**WHAT THIS TASK INVOLVES:** Write every record out again exactly, and keep images out of it.

**MATERIAL FOR THIS EXERCISE:**
┏━━

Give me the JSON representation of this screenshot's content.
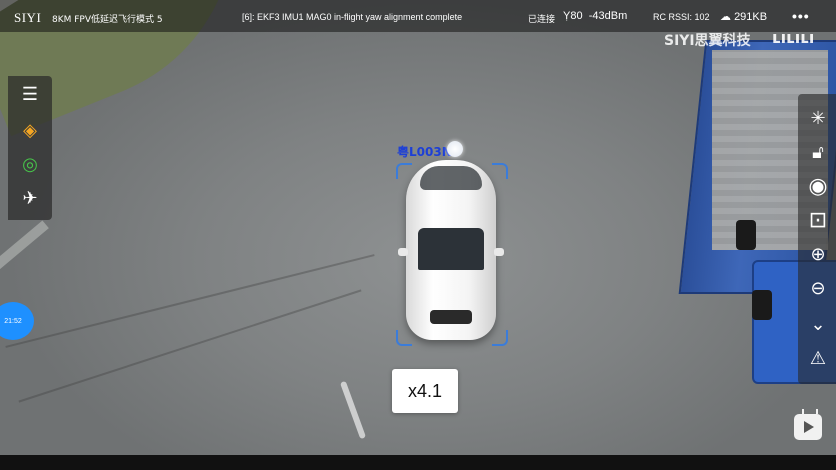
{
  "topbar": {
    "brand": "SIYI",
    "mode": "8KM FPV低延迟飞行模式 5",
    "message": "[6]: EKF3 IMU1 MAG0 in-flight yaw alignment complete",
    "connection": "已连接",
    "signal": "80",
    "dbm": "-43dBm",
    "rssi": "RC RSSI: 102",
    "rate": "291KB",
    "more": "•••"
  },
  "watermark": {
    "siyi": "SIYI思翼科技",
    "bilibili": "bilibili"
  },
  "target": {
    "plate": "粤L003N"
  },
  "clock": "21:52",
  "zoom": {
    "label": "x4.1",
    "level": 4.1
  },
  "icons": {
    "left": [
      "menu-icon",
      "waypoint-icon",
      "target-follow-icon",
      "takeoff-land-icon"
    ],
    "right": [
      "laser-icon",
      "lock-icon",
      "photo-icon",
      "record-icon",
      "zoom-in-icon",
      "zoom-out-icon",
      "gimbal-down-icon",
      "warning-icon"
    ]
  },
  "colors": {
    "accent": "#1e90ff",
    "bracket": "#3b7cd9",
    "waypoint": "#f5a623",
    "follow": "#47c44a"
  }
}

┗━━

**OUTPUT OF THE EXERCISE:**
Give me the JSON representation of this screenshot's content.
{
  "topbar": {
    "brand": "SIYI",
    "mode": "8KM FPV低延迟飞行模式 5",
    "message": "[6]: EKF3 IMU1 MAG0 in-flight yaw alignment complete",
    "connection": "已连接",
    "signal": "80",
    "dbm": "-43dBm",
    "rssi": "RC RSSI: 102",
    "rate": "291KB",
    "more": "•••"
  },
  "watermark": {
    "siyi": "SIYI思翼科技",
    "bilibili": "bilibili"
  },
  "target": {
    "plate": "粤L003N"
  },
  "clock": "21:52",
  "zoom": {
    "label": "x4.1",
    "level": 4.1
  },
  "icons": {
    "left": [
      "menu-icon",
      "waypoint-icon",
      "target-follow-icon",
      "takeoff-land-icon"
    ],
    "right": [
      "laser-icon",
      "lock-icon",
      "photo-icon",
      "record-icon",
      "zoom-in-icon",
      "zoom-out-icon",
      "gimbal-down-icon",
      "warning-icon"
    ]
  },
  "colors": {
    "accent": "#1e90ff",
    "bracket": "#3b7cd9",
    "waypoint": "#f5a623",
    "follow": "#47c44a"
  }
}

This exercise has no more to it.